Man accidentally 'deletes his entire company' with one line of bad code

 
Related

Which banana would you choose? Your response may affect your health

Crazy stuff
1080 points

19 siblings await their sperm donor father, now watch when he opens the door

Crazy stuff
352 points



Most recent

Sin (mayores) comentarios

I'm Chester O'Brien
12 points

3 de cada 10 colombianos creen que el cambio climático es un problema lejano

Prensa
10 points

Los jóvenes existen

El diario de Enrique
12 points

Sostenibilidad y calidad de Vívolo Café en la agenda diplomática

Comunicaciones
26 points

Stay Q ofrece pack especial en Cartagena por el mes de las madres

Comunicaciones
14 points

Vitamina B12 ¿sabías que existe y que es muy necesaria para nuestra salud?

NOTICIAS-ETF
48 points

Courtyard by Marriott Bogotá Airport anuncia a Milton León como su nuevo Gerente General

Comunicaciones
14 points

Documento y momento

Juan Cantalatabla
12 points

La última Paciente. Teatro de suspenso psicológico

Benjamin Bernal
24 points

Servicios de catering excepcionales y personalizados en Residence Inn Bogotá by Marriott

Comunicaciones
6 points
SHARE
TWEET
A man appears to have deleted his entire company with one mistaken piece of code.

Man accidentally 'deletes his entire company' with one line of bad code

By accidentally telling his computer to delete everything in his servers, hosting provider Marco Marsala has seemingly removed all trace of his company and the websites that he looks after for his customers.

Mr Marsala wrote on a forum for server experts called Server Fault that he was now stuck after having accidentally run destructive code on his own computers.
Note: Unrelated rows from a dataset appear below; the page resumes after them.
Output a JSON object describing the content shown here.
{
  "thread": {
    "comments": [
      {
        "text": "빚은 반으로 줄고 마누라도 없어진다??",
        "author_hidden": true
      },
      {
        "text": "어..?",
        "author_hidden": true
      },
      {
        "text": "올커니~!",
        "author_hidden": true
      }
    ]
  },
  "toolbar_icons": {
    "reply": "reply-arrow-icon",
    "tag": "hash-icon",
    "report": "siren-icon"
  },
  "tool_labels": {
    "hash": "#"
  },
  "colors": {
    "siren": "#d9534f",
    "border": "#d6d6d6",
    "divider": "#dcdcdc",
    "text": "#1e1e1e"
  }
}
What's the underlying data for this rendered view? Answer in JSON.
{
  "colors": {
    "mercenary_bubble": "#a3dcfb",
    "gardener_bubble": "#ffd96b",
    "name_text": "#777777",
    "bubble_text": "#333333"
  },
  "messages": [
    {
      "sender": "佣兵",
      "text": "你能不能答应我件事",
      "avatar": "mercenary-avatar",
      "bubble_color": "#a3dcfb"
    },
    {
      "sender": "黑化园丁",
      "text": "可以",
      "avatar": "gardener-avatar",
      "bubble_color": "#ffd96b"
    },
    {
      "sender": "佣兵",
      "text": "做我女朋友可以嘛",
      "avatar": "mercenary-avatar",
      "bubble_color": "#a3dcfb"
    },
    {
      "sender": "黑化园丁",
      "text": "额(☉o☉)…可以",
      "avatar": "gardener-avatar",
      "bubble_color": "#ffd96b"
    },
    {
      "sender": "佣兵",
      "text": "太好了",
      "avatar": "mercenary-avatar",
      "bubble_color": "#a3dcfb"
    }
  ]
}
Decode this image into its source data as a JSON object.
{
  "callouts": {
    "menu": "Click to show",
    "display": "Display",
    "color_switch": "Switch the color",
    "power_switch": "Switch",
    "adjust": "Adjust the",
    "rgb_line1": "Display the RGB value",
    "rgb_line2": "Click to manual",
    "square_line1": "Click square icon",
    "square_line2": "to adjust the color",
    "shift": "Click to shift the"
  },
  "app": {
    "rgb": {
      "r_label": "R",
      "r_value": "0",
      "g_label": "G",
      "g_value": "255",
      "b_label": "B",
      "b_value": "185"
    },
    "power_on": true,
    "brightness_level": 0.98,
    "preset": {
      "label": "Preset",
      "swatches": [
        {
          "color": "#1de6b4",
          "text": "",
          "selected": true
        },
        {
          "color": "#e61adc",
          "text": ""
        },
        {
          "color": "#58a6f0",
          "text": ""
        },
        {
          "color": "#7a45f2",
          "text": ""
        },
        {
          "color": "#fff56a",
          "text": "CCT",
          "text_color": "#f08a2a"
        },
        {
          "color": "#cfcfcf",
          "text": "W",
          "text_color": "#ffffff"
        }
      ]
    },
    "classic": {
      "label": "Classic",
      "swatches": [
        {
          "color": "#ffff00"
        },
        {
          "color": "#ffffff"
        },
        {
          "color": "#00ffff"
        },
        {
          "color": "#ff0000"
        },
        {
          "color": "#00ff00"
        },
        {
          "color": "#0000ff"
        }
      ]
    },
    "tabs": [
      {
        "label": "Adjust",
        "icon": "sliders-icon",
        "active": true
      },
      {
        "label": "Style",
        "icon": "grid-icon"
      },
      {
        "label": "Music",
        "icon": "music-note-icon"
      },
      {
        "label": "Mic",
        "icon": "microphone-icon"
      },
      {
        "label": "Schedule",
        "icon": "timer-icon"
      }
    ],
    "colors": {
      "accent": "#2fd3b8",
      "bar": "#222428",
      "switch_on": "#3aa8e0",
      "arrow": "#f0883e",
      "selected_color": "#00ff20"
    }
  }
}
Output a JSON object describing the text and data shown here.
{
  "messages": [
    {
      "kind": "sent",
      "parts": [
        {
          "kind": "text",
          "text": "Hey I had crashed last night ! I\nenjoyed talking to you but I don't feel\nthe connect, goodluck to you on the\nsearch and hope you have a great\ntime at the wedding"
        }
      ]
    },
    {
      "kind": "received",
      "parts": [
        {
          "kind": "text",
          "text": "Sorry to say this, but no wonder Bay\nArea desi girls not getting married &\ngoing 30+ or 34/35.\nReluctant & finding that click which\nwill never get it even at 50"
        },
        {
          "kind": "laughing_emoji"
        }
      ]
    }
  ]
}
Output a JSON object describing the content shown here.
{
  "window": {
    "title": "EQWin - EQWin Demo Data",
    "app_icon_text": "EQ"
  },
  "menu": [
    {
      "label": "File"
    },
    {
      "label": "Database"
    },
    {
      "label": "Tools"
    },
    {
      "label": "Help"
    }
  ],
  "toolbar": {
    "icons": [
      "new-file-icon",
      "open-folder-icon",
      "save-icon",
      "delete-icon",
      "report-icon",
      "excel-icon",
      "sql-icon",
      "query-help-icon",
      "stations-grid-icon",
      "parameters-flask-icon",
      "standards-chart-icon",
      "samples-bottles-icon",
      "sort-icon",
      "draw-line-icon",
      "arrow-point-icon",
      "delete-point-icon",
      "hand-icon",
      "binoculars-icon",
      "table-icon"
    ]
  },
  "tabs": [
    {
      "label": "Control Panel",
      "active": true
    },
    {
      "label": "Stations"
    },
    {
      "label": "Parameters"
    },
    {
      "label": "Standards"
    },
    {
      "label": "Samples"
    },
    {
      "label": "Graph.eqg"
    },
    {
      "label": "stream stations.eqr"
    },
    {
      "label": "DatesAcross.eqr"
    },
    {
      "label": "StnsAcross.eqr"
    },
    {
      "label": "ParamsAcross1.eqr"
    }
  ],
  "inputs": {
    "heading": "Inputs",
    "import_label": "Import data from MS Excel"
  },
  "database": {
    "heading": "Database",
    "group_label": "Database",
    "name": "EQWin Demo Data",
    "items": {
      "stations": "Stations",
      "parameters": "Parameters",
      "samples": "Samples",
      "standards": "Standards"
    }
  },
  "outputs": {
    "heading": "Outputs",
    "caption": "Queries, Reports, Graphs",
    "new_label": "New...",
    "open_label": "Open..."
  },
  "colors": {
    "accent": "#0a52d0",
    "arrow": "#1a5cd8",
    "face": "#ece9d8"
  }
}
But far from advising them how to fix it, most experts informed him that he had just accidentally deleted the data of his company and its clients, and in so doing had probably destroyed his entire company with just one line of code.

The problem command was "rm -rf": a basic piece of code that will delete everything it is told to. The “rm” tells the computer to remove; the r deletes everything within a given directory; and the f stands for “force”, telling the computer to ignore the usual warnings that come when deleting files.

Together, the code deleted everything on the computer, including Mr Masarla’s customers' websites, he wrote. Mr Masarla runs a web hosting company, which looks after the servers and internet connections on which the files for websites are stored.

That piece of code is so famously destructive that it has become a joke within some computing circles.

Normally, that code would wipe out all of the specific parts of the computer that it was pointed at. But because of an error in the way it was written, the code didn’t actually specify anywhere – and so removed everything on the computer.

“I run a small hosting provider with more or less 1535 customers and I use Ansible to automate some operations to be run on all servers,” wrote Marco Marsala. “Last night I accidentally ran, on all servers, a Bash script with a rm -rf {foo}/{bar} with those variables undefined due to a bug in the code above this line.”

Mr Marsala confirmed that the code had even deleted all of the backups that he had taken in case of catastrophe. Because the drives that were backing up the computers were mounted to it, the computer managed to wipe all of those, too.

“All servers got deleted and the offsite backups too because the remote storage was mounted just before by the same script (that is a backup maintenance script).”

Most users agreed that it was unlikely that Mr Marsala would be able to recover any of the data. And as a result his company was almost certainly not going to recover, either.

“I feel sorry to say that your company is now essentially dead,” wrote a user called Sven. “You might have an extremely slim chance to recover from this if you turn off everything right now and hand your disks over to a reputable data recovery company.

“This will be extremely expensive and still extremely unlikely to really rescue you, and it will take a lot of time.”

Others agreed that perhaps Mr Marsala was on the wrong forum.

“You're going out of business,” wrote Michael Hampton. “You don't need technical advice, you need to call your lawyer.”

Many of the responses to Mr Marsala’s problem weren’t especially helpful – pointing out that he could have taken steps to stop it happening before it did.

“Well, you should have been thinking about how to protect your customers' data before nuking them,” wrote one person calling himself Massimo. “I won't even begin enumerating how many errors are simultaneously required in order to be able to completely erase all your servers and all your backups in a single strike.

“This is not bad luck: it's astonishingly bad design reinforced by complete carelessness.”

Mr Marsala’s problem is far from the first time that someone has accidentally destroyed their own system by missing a mistake. Indeed, responses to his post mostly referenced a similar thread posted two years ago, with the headline “Monday morning mistake”.

That error saw someone accidentally lose access to their entire server, after they didn’t notice a stray space in the code.

Fuente: www.independent.co.uk
SHARE
TWEET
To comment you must log in with your account or sign up!
Featured content